The SBGTAPER computer program implements a method for design and generation of spiral bevel gears that feature tapered teeth with localized bearing contact and a low level of transmission errors. The influence of misalignment on transmission errors and shift of bearing contact were investigated in the development of the method.
The SBGTAPER approach emphasizes detection and avoidance (i) of vibration caused by misalignment and (ii) of an edge contact caused by interference between the working part of the surface of a gear with the fillet surface of the mating gear. The main features of this approach are the following:
- The localization of the bearing contact is achieved by the mismatch of the generating surfaces. The bearing contact can be provided in the longitudinal direction or in the direction across the surface.
- The low level of transmission errors is achieved because of application of nonlinear relations between the motions of gears and of gear-head cutters. Such relations can be obtained from application programs for computer numerically controlled (CNC) machine tools. The generation of a pinion is based on linear relations between the motions of the pinion and of the tool used to make the pinion. These relations make it possible to obtain a parabolic function of transmission errors that can absorb almost-linear functions caused by misalignment.
SBGTAPER is written in FORTRAN 77 for IBM-PC-compatible computers. The IMSL libraries and a FORTRAN compiler are required. No executable code is provided because input data are entered directly into the source code. SBGTAPER has been successfully executed on a 486 computer running Windows 95 with Microsoft Fortran Powerstation 4.0. The standard distribution medium for SBGTAPER is one 3.5-in. (8.89-cm) diskette in MS-DOS format.
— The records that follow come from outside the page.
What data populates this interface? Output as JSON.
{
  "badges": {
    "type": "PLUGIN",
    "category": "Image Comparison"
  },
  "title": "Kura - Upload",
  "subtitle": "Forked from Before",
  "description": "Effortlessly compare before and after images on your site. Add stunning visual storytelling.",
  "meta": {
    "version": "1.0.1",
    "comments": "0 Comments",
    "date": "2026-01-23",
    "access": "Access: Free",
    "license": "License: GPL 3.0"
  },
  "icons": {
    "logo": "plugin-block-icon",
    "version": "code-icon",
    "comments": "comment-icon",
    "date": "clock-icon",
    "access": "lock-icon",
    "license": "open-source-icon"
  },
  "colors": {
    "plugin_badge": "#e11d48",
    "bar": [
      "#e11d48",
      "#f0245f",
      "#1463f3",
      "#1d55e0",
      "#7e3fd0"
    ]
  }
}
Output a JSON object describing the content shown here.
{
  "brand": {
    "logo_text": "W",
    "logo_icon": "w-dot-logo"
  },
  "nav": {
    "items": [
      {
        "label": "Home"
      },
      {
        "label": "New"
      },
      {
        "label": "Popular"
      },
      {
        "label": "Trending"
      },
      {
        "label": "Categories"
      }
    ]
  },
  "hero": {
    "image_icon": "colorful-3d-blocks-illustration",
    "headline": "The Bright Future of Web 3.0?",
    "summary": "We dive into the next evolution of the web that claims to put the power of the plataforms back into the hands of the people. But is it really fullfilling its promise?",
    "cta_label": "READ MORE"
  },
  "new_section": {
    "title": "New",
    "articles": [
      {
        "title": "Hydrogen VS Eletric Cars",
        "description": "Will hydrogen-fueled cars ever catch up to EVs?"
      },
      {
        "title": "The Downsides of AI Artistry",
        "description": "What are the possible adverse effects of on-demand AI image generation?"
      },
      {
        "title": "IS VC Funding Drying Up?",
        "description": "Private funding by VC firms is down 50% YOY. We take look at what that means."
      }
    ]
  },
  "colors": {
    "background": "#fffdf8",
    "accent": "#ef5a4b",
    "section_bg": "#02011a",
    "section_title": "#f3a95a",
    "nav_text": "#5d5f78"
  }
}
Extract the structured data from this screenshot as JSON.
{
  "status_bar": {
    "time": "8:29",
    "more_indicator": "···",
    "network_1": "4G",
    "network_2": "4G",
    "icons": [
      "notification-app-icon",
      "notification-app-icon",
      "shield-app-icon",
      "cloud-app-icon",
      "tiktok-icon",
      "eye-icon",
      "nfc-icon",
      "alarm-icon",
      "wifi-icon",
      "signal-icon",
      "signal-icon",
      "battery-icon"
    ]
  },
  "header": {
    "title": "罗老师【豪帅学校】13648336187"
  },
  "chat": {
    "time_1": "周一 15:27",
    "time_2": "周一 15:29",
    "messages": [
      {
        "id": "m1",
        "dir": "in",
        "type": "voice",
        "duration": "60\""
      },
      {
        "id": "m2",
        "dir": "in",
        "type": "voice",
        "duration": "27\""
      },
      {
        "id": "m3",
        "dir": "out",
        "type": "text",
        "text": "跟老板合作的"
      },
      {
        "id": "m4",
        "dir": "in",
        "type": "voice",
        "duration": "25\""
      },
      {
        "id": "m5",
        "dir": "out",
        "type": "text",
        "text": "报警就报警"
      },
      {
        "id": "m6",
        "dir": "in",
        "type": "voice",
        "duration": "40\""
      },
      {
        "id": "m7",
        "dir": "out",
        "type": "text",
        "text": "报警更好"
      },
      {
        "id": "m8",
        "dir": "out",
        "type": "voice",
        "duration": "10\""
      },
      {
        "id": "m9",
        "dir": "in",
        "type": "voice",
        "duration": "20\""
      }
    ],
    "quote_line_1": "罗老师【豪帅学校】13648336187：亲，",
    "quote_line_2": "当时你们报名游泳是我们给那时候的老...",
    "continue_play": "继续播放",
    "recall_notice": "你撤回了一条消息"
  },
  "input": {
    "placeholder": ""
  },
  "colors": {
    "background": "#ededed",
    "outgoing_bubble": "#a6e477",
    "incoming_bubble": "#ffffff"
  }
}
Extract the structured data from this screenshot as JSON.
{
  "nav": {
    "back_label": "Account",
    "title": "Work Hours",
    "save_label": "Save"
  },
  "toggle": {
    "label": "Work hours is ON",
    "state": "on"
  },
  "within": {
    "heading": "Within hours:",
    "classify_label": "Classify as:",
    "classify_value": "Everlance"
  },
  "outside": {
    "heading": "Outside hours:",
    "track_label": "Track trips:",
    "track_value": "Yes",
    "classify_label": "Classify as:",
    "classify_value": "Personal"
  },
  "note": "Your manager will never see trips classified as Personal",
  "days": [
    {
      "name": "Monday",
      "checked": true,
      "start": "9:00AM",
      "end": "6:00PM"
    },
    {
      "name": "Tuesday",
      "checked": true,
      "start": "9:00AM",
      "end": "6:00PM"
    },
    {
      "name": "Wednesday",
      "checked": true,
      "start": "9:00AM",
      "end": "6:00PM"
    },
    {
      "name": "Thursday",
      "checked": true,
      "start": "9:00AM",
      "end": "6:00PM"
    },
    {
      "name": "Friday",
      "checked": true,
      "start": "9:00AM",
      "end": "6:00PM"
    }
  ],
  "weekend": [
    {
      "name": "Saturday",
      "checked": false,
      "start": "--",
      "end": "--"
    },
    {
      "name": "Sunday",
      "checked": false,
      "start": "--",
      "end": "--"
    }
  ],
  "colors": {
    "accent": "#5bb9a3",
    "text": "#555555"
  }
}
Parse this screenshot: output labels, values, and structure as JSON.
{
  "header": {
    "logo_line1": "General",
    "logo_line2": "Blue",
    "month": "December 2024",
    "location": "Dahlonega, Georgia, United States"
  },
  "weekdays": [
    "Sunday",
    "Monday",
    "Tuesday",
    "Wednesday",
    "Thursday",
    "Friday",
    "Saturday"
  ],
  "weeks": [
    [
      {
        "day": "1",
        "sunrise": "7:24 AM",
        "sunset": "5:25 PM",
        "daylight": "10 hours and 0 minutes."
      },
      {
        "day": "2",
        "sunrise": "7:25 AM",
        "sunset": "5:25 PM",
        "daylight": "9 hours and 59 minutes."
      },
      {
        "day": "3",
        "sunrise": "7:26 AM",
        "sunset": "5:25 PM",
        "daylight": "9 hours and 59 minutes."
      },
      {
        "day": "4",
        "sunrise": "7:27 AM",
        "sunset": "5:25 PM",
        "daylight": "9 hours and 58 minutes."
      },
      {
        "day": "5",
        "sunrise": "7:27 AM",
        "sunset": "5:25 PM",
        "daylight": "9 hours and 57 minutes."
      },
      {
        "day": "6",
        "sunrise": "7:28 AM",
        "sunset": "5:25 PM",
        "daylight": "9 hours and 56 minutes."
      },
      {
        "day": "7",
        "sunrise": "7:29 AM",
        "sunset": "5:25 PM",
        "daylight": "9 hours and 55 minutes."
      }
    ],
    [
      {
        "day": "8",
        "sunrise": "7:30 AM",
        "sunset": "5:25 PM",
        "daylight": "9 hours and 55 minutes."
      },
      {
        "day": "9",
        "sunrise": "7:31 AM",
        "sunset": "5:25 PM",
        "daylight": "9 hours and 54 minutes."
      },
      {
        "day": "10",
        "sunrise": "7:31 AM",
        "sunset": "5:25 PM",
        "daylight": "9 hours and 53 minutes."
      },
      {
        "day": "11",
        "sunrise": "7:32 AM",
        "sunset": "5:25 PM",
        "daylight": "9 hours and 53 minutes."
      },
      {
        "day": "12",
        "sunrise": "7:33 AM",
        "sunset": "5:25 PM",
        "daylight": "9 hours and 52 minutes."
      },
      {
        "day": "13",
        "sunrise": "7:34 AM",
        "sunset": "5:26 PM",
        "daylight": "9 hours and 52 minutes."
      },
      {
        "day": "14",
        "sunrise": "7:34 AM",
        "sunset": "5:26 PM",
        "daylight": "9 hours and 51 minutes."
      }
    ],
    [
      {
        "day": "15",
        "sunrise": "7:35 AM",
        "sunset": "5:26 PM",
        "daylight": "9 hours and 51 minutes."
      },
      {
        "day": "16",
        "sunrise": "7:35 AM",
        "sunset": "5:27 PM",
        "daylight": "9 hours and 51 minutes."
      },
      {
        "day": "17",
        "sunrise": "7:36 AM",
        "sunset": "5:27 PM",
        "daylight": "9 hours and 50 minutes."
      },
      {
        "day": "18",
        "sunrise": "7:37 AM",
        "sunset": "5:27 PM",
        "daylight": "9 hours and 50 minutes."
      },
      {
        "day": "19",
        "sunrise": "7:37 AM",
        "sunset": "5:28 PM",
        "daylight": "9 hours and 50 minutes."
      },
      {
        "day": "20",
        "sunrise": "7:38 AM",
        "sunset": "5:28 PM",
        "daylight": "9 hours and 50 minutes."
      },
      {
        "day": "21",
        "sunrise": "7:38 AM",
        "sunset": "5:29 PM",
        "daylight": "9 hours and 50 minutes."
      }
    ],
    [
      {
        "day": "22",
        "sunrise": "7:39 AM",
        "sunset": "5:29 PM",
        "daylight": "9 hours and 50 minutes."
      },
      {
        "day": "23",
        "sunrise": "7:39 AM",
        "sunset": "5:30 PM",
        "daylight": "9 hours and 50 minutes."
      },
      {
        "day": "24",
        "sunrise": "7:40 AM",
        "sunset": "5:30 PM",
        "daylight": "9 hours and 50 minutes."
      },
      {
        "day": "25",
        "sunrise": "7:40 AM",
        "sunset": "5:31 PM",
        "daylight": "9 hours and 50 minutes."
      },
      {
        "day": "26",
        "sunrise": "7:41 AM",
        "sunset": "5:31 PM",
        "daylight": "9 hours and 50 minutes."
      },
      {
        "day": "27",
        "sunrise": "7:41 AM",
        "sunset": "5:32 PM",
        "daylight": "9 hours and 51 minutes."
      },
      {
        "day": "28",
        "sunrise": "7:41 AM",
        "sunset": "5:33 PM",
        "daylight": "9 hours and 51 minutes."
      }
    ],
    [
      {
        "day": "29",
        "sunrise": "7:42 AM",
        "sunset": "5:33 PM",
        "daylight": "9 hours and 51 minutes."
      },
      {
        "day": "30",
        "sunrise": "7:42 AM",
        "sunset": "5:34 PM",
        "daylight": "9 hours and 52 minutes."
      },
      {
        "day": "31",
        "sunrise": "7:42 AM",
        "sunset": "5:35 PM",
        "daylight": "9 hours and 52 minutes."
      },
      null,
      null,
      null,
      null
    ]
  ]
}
The contents of the diskette have been compressed by use of the PKWARE archiving software tools. SBGTAPER was released to COSMIC in 1997.
This program was written by F. L. Litvin and A. Wang of the University of Illinois at Chicago and R. F. Handschuh of the Army Research Laboratory forLewis Research Center. For further information, access the Technical Support Package (TSP) free on-line at www.techbriefs.comunder the Computer Software category, or circle no. 156 on the TSP Order Card in this issue to receive a copy by mail ($5 charge).